I was surprised at the beginning of the article when the author was talking about gardening with his daughter. I have been a nanny since I was in eighth grade, and parenting/rearing children has always fascinated me. The first thing that surprised me about this piece of the article was 1. Nikki’s maturity, and 2. How the author interpreted it. I am so excited to raise my children with that attitude. Nothing has ever made more sense than connecting parenting with promoting positive psychology.

Do you guys think that any qualities other than, subjective well-being, optimism, happiness, and self-determination could contribute to positive psychology?

Genetic Influences on Adolescent Behavior

I knew about the general chnges that occur throughout adolecense like, the physical changes and increased risk behavior, bevause, obviously, I have just recently gone through it. I was surprised to hear about the genetic link to adolescent behavior though, for I have always thought that things like risk behavior were categorized in the nurture portion of growing and changing.

Alcohol use in adolescence was my main risk behavior. When I was a freshman in high school, my mother caught me! I was surprised at her reaction considering I had never seen her so angry. I now know that her fury was due to my family’s predisposition to alcoholism. She saw parallels of me in my drunken state with my grandfather, and was worried that if I was already indulging in alcohol it meant something was up. Luckily, I was just experimenting and have not yet developed a dependence.

It was interesting to hear the specific genes that alcoholism is rooted in (GABRA2 and ALDH2).

Can someone reverse their genetic predisposition to alcoholism, or do they just have to avoid drinking as a whole?

Do you guys feel like if we were not in America the ages for alcohol consumption would change?

What has your experience with alcohol and addiction taught you about the disease of alcoholism as a whole?

Promoting and Protecting Mental Health as Flourishing

I never imagined that the fix (or the helpful solution) to mental illnesses could be as easy as a new approach of supporting the idea of flourishing.  Reading that “the prevalence of flourishing is barely 20% in the adult population” (Keyes 2007)  blew my mind. Even though I have had an avid interest in the pharma feild messing up the American society, I had no idea the statistic was that high. Now, I understand that on top of the lies that pharma is feeding into the American mind, our nation is also avoiding this seemingly simple approach to a happier, healthier public.

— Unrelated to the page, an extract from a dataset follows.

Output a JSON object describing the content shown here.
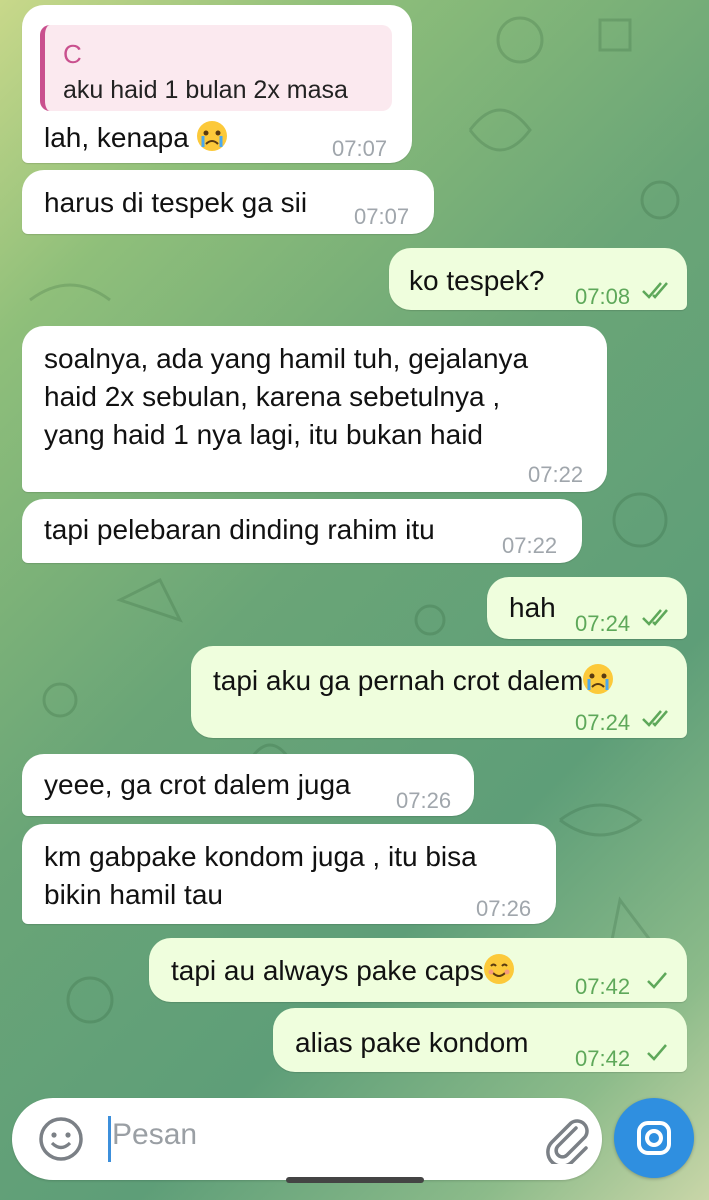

  • This article intrigued me personally due to a seemingly mentally healthy friend that I had in high school. He was always a very high achieving person, and even achieved his dream of making it to West Point Military academy in New York, but still his 20 yr. old self suffered from a major depressive episode, where he ended up taking his own life. When Keyes talked about America sobering up to mental illness and finally promoting a fix, it hit home to me as I felt sobered by this particular instance in my life.
  • It surprised me that approaches to mental health were rooted as early as philosophers such as Aristotle roamed the earth, yet we have not yet adapted to the proper model of treatment. It made me cringe thinking that 1. 10% of our nation’s GDP was spent on healthcare,  but even more so when 2. Lower income people are expected to pay at the same rates for healthcare. I figured that chronic physical conditions would increase as mental health declined due to my holistic perception of the human body, but the statistics in that category were a bit to large for my comfort.
  • Do you think anyone can flourish without being high achieving (i.e. housewives)?
  • Why do you all think that Black people are mentally healthier than white people considering their socioeconomic inequality?